◆ WHAT TO PRODUCE
What is needed is a copy of each line in the listing that contains "logo".

[[ INPUT, beginning ]]

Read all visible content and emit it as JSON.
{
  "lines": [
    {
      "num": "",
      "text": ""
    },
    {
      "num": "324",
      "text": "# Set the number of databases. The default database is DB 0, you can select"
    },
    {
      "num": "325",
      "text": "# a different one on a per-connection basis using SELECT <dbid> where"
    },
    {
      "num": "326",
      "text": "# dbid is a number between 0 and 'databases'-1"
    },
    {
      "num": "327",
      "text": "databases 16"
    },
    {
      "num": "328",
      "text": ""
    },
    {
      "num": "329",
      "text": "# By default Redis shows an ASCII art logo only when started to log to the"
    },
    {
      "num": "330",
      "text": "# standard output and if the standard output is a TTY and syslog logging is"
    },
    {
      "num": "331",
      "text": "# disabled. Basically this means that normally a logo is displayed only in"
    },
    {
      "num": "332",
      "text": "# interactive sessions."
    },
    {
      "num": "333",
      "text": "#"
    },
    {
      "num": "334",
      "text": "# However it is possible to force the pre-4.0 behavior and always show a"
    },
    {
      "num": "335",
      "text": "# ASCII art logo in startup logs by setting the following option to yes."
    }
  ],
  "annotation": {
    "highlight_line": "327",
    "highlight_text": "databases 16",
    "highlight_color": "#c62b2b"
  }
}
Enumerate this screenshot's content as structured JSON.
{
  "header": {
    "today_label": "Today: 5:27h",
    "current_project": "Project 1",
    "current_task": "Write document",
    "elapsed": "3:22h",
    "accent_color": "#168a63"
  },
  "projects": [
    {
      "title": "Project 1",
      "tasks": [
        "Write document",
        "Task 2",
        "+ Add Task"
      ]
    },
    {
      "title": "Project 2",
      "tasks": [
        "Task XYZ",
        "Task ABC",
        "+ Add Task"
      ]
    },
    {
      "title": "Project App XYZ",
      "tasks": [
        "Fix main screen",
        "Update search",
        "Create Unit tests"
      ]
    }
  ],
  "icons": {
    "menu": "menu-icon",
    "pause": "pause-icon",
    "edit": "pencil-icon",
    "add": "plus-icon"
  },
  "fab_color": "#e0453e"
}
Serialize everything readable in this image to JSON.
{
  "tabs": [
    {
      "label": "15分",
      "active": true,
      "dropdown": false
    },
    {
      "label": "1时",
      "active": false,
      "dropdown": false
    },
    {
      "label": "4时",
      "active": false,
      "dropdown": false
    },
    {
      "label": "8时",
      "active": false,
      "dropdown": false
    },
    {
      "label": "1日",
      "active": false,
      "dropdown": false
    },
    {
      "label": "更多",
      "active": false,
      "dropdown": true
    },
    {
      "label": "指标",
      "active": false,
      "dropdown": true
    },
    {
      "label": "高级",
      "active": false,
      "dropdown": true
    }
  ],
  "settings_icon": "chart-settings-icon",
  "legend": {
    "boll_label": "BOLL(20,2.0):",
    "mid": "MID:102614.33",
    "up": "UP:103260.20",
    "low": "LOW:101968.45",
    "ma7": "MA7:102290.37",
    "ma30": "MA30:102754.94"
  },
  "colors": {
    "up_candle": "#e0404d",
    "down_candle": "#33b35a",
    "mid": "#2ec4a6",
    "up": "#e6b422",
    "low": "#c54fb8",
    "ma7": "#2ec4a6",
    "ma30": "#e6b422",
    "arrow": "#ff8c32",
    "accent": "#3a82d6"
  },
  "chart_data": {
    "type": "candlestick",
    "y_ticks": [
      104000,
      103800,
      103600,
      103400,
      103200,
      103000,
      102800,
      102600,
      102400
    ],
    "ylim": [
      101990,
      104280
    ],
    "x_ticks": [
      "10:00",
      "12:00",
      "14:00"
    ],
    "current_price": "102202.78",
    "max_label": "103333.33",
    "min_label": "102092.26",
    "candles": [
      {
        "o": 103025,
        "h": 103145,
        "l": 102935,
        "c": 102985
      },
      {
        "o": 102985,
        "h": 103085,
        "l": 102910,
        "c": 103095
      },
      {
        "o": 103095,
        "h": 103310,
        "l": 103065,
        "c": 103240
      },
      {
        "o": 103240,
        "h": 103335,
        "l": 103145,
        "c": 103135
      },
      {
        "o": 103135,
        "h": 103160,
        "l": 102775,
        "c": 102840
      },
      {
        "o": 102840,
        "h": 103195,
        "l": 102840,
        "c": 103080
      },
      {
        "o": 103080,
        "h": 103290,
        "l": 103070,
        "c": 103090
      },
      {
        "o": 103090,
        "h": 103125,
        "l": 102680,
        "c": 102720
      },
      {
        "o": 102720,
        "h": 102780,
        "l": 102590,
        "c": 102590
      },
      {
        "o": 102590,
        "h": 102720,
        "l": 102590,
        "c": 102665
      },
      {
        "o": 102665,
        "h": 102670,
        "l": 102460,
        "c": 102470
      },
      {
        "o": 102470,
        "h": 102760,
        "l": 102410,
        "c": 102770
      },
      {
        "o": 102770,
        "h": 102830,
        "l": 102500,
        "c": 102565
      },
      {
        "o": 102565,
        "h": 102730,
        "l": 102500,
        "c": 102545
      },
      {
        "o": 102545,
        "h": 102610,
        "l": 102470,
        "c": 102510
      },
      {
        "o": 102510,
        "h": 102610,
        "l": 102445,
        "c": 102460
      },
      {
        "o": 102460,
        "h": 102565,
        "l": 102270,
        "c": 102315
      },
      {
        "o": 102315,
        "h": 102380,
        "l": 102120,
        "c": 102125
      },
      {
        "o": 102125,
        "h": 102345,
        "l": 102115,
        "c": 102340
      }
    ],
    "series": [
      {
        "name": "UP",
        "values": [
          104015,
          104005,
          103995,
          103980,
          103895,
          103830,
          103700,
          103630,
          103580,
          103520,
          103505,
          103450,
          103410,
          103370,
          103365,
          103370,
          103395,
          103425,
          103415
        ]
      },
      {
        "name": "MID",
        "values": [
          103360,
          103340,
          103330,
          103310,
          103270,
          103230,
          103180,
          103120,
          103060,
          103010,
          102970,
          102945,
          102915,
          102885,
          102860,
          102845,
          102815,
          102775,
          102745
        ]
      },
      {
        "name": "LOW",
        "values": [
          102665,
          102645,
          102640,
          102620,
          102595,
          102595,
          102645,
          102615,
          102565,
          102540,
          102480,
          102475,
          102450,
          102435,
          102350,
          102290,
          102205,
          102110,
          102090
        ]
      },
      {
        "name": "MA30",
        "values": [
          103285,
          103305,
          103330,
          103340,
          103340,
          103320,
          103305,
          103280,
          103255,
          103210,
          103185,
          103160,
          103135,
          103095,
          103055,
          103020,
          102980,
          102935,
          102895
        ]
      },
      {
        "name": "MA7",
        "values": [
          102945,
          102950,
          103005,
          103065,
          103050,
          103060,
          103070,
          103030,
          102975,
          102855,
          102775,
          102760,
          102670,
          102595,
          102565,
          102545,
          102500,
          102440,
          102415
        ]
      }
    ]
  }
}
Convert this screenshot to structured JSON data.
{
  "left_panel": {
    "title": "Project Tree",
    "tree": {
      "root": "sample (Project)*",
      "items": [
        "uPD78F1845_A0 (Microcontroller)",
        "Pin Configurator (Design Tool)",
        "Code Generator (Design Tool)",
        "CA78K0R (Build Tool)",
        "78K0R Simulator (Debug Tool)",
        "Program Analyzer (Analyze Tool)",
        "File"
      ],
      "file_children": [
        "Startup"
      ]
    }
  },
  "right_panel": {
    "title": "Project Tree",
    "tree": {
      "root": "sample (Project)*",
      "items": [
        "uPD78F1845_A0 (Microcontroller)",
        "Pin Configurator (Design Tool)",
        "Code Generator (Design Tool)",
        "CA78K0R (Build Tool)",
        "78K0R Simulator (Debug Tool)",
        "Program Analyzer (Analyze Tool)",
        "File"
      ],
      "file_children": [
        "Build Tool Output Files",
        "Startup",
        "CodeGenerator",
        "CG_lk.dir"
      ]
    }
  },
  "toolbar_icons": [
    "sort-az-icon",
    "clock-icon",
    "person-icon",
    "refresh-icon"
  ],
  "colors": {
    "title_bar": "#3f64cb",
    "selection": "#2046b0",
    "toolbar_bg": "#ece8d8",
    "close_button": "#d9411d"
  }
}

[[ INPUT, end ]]

◆ WRITTEN SOLUTION
      "text": "# By default Redis shows an ASCII art logo only when started to log to the"
      "text": "# disabled. Basically this means that normally a logo is displayed only in"
      "text": "# ASCII art logo in startup logs by setting the following option to yes."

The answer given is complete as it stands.